[[ Data extracts open ]]
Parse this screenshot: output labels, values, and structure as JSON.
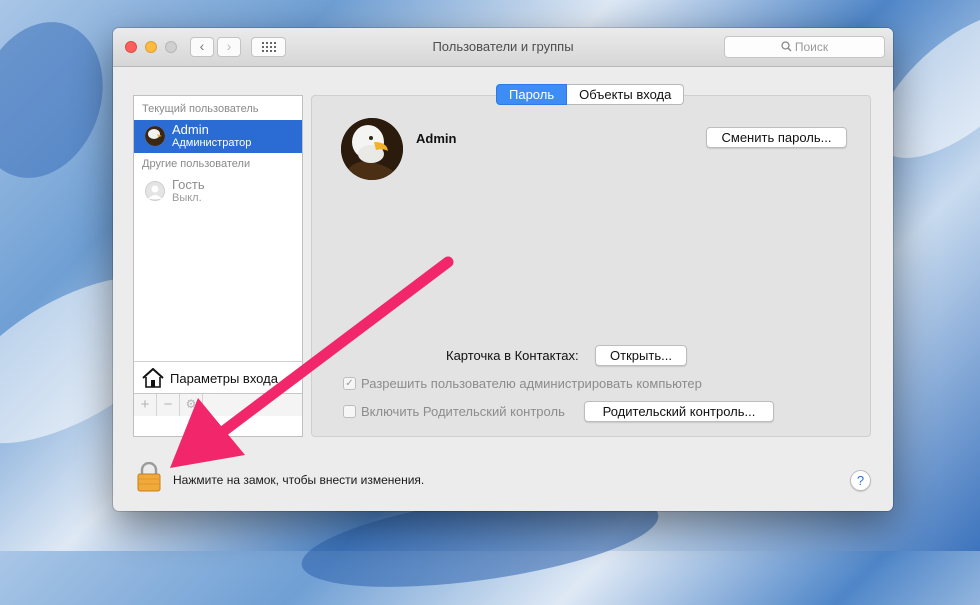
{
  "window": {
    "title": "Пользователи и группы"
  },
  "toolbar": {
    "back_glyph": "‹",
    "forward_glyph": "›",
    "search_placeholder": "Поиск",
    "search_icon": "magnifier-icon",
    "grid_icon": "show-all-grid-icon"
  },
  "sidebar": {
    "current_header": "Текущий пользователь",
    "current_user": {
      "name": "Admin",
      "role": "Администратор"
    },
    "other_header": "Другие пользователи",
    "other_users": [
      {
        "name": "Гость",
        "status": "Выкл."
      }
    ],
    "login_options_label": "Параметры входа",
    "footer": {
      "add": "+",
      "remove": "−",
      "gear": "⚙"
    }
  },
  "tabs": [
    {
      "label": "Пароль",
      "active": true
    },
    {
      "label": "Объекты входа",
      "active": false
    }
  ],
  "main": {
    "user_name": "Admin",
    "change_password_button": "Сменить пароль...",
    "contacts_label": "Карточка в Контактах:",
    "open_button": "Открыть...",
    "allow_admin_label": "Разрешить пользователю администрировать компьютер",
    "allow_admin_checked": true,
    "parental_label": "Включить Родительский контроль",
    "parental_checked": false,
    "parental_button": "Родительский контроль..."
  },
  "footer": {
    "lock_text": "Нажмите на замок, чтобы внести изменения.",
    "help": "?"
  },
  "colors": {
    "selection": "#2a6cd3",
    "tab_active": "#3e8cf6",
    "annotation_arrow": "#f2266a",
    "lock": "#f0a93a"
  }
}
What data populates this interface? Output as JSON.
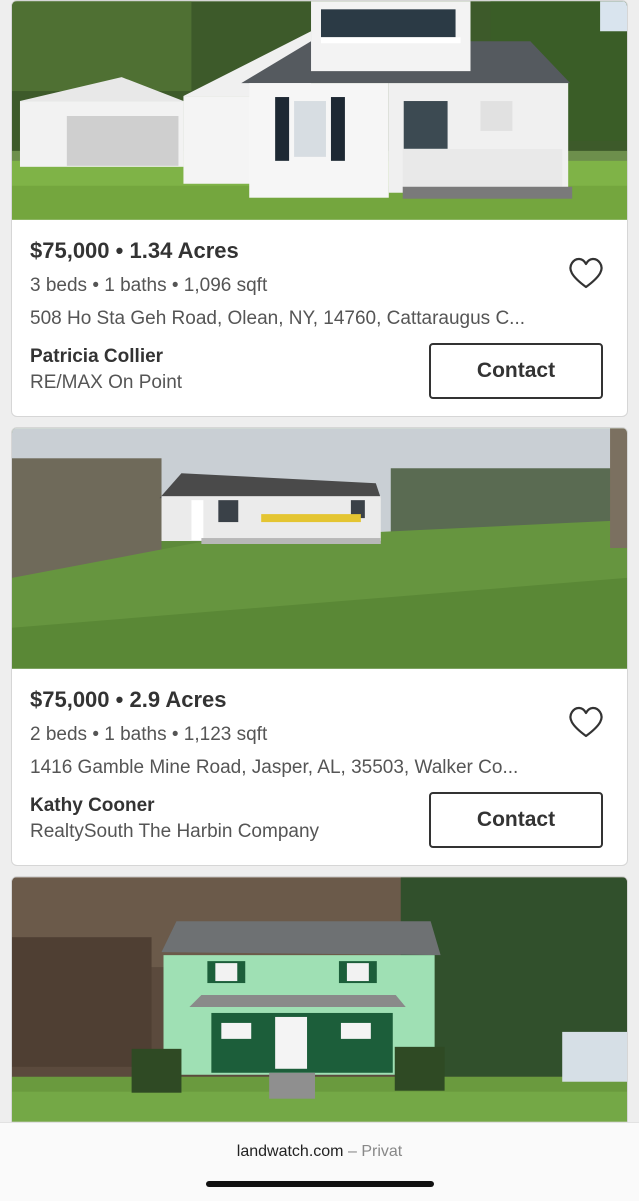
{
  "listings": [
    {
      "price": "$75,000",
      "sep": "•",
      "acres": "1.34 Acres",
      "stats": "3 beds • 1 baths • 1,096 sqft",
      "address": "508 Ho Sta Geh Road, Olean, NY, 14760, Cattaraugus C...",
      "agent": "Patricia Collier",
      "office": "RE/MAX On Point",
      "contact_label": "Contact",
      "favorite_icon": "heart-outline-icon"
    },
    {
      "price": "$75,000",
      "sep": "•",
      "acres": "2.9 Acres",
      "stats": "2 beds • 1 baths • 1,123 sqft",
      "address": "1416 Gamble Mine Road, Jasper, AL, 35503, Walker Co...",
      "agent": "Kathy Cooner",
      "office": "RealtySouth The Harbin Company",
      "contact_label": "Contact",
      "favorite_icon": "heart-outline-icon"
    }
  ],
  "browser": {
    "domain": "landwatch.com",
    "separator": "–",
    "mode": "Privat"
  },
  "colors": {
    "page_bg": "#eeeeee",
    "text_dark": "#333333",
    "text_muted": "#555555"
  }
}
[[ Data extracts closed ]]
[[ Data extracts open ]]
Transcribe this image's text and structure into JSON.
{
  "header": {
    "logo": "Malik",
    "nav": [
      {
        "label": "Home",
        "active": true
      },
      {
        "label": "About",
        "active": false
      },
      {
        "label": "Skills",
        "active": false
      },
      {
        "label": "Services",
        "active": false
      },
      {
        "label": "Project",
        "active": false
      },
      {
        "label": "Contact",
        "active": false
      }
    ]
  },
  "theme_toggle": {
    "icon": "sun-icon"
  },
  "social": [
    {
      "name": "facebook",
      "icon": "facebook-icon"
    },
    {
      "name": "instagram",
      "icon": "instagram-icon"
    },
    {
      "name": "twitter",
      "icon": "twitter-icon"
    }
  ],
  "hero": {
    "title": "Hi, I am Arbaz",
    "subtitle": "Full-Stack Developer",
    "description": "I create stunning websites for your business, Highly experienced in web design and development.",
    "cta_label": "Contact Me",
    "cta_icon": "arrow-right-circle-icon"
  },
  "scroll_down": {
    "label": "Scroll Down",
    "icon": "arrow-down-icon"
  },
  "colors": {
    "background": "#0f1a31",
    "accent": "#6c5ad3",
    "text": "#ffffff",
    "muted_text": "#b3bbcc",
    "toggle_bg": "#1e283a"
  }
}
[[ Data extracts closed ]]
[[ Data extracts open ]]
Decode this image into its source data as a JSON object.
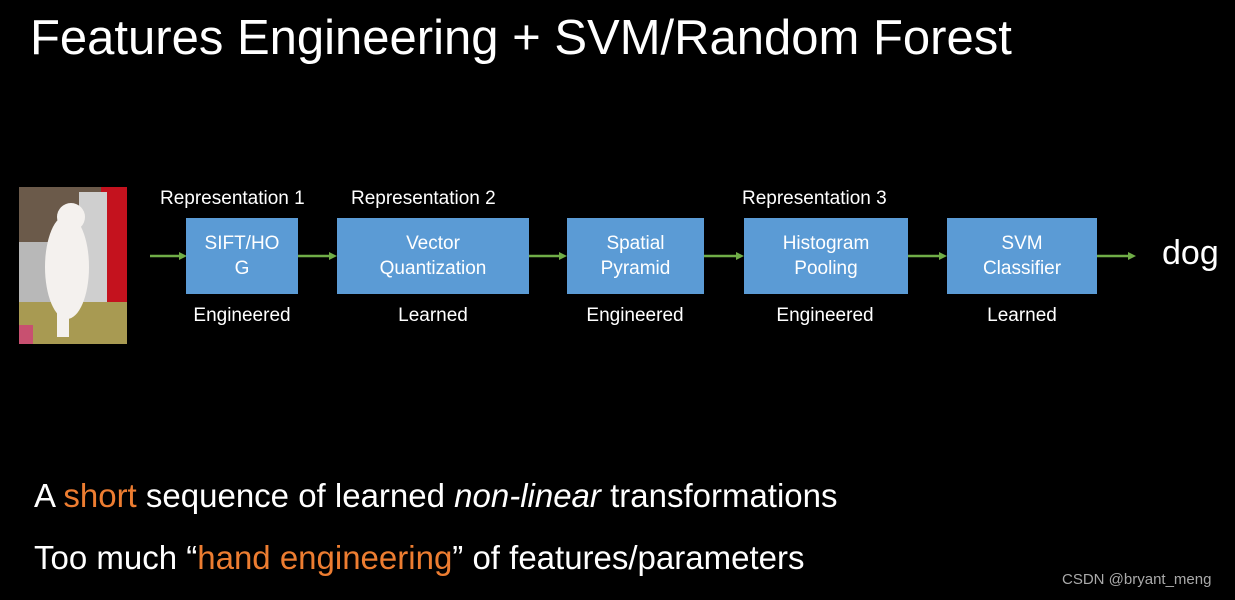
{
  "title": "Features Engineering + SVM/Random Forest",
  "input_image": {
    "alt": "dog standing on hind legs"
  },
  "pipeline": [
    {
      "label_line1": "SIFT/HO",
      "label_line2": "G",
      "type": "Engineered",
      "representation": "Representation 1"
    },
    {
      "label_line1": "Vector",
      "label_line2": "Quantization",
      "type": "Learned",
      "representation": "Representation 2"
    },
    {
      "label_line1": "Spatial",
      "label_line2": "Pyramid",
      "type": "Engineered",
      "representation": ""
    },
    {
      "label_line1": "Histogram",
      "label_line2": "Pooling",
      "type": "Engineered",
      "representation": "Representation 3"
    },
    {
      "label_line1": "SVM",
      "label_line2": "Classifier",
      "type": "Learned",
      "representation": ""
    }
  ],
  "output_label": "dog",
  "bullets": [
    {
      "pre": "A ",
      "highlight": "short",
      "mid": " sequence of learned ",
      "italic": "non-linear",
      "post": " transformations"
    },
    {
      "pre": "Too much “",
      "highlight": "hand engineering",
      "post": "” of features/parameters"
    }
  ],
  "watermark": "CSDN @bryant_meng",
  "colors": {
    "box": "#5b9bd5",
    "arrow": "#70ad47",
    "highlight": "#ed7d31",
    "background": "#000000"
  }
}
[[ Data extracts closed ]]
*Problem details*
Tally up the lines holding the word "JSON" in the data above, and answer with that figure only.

*Your solution*
4